Task details
The answer should be a single number, the count of lines in this material that contain "zoom".

Exercise data
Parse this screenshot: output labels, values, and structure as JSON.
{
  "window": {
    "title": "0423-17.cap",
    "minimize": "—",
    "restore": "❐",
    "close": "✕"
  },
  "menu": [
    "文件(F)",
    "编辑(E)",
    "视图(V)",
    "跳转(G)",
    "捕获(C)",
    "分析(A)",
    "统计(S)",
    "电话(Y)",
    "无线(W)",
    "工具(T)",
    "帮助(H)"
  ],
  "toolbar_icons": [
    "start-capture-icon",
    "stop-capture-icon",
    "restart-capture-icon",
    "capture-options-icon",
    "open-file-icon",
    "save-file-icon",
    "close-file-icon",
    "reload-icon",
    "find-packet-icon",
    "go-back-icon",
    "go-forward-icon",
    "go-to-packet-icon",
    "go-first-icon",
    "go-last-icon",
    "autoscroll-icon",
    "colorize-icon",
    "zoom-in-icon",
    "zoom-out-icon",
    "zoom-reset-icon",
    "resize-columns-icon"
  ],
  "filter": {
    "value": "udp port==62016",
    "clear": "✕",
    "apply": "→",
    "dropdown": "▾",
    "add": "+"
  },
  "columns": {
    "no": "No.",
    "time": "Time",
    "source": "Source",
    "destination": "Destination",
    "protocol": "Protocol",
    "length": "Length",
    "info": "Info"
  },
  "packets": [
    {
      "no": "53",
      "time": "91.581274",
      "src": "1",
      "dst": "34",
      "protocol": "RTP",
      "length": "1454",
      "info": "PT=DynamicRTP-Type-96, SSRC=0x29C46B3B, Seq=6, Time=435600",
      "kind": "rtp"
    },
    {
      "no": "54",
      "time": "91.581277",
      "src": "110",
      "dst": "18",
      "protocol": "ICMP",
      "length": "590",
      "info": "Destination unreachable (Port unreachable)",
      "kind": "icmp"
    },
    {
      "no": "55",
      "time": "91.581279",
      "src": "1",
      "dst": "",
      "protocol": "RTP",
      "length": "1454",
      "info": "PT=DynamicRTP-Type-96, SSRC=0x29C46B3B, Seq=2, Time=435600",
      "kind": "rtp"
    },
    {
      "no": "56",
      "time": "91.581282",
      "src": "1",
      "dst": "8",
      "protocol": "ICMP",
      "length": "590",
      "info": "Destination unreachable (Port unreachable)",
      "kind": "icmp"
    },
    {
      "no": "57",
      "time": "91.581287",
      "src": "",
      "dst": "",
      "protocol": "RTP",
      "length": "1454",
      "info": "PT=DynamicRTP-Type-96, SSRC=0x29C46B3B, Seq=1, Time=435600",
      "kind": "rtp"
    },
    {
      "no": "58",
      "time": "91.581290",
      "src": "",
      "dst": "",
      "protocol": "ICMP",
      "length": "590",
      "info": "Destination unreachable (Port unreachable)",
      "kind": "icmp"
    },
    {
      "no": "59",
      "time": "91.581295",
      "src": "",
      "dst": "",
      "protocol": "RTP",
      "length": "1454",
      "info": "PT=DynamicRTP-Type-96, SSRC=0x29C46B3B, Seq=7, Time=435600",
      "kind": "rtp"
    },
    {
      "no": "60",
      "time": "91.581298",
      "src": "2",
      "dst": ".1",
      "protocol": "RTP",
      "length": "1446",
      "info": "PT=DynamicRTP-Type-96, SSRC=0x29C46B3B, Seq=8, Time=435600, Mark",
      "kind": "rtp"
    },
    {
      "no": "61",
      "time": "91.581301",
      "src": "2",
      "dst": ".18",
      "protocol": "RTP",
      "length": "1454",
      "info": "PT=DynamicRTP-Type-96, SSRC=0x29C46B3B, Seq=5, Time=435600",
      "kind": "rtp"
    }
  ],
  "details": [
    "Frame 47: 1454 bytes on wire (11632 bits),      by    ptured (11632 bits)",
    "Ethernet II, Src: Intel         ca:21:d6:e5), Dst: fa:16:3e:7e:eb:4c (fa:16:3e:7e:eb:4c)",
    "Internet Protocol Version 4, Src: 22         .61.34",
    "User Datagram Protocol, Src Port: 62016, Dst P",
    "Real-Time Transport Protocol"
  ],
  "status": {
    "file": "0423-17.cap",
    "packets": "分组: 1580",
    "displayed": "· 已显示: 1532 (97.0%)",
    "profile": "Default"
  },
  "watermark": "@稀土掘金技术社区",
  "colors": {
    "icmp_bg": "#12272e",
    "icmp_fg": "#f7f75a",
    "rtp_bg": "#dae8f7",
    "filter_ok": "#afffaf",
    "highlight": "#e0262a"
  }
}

Problem solution
3